▼▼▼
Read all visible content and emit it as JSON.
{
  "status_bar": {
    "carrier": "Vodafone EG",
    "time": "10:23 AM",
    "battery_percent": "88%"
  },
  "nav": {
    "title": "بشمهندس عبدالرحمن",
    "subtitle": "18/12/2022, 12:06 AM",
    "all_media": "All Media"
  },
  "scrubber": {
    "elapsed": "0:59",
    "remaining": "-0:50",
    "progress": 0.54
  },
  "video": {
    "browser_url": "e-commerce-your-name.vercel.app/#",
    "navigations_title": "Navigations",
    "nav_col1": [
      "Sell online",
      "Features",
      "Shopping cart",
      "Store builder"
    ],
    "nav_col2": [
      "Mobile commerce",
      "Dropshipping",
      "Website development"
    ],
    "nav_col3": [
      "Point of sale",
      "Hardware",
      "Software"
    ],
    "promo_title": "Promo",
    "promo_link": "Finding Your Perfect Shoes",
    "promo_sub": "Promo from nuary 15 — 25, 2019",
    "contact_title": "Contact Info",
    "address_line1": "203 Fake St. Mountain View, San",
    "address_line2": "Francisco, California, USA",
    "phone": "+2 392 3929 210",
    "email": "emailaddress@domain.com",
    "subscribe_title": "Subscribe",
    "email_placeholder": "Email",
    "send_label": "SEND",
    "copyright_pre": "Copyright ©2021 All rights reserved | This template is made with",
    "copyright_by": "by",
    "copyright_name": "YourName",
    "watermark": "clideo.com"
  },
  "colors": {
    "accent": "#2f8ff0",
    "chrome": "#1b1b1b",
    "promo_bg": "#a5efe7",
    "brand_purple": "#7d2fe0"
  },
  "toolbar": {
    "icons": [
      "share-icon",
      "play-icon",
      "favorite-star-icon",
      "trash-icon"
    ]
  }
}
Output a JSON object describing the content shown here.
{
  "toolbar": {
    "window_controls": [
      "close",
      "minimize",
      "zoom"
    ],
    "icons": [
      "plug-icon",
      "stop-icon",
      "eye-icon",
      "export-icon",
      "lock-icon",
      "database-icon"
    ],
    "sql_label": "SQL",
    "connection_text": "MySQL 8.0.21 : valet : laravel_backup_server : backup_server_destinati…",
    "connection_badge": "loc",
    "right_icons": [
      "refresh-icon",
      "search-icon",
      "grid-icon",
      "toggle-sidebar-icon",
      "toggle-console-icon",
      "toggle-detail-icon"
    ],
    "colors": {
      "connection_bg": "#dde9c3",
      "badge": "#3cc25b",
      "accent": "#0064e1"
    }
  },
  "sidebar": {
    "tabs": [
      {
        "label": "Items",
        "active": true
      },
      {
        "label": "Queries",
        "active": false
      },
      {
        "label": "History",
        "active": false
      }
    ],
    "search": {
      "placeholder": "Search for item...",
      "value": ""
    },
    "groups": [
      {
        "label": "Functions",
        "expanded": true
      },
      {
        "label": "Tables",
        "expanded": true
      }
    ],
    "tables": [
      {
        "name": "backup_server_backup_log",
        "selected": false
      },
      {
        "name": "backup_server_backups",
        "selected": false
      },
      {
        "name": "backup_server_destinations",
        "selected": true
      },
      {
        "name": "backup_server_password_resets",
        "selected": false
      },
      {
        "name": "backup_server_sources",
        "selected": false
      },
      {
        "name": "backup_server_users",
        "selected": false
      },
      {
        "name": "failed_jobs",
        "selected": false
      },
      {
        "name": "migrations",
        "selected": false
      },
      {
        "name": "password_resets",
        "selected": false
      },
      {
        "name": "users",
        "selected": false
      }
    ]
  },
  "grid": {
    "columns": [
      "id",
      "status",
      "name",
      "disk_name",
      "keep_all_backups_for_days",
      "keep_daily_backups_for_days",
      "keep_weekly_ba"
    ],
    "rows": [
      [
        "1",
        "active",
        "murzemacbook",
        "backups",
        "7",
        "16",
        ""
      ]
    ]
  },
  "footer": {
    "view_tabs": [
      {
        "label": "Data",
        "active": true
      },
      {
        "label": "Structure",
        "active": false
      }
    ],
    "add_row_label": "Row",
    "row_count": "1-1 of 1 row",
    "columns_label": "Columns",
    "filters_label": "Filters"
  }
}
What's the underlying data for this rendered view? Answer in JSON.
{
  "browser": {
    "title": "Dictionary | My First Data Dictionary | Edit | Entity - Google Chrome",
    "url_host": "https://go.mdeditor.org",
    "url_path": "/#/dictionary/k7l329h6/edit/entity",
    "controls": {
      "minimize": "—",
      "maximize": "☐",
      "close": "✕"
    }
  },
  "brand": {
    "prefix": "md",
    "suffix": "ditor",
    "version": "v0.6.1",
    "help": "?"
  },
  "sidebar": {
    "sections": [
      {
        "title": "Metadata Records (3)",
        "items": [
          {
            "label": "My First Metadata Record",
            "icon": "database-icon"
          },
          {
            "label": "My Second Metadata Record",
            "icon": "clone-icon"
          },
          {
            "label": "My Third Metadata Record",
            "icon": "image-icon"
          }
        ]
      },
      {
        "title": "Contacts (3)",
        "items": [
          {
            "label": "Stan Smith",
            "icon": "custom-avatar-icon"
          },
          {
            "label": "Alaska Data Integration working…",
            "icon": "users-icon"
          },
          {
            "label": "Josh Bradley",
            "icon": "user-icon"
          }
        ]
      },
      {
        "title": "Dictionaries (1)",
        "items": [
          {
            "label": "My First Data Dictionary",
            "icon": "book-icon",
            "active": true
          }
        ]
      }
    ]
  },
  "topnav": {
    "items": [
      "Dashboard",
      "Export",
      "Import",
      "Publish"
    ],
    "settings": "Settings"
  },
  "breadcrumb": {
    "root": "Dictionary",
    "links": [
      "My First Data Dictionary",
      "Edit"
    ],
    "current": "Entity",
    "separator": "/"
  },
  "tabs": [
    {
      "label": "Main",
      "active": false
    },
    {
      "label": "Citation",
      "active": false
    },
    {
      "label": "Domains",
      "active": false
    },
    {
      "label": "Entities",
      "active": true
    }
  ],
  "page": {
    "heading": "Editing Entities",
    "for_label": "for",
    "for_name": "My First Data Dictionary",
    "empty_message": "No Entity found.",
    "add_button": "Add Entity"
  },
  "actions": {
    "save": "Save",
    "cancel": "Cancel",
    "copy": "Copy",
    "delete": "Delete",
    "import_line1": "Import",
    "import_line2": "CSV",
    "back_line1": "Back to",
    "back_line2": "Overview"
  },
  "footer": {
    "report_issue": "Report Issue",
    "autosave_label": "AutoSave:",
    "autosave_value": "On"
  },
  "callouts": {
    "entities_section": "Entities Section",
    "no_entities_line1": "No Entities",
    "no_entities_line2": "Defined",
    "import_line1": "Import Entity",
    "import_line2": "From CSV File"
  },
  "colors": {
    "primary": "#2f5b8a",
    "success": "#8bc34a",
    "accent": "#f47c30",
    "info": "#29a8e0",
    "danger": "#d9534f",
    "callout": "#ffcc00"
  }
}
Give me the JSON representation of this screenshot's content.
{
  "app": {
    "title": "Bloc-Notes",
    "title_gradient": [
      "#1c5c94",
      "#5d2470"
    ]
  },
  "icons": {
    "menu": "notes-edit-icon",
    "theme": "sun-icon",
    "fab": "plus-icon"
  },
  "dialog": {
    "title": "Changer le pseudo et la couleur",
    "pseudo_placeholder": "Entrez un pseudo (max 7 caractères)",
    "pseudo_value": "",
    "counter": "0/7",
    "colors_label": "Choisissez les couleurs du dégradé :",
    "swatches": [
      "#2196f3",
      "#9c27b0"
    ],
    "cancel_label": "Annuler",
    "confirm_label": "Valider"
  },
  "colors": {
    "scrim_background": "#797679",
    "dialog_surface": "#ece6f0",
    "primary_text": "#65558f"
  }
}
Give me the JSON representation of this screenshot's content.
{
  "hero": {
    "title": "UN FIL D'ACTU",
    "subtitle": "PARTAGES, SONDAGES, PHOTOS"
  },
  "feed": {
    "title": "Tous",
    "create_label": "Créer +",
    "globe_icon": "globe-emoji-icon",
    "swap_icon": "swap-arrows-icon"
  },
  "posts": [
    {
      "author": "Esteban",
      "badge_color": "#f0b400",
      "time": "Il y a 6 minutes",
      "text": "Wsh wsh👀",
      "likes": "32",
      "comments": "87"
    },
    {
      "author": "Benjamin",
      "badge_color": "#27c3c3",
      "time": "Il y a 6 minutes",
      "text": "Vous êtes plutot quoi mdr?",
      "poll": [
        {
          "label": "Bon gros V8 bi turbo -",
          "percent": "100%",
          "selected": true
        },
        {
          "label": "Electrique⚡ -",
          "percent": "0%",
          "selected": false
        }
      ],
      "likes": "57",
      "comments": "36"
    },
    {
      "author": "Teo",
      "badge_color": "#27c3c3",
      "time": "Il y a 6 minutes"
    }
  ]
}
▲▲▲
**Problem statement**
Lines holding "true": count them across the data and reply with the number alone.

**Answer box**
8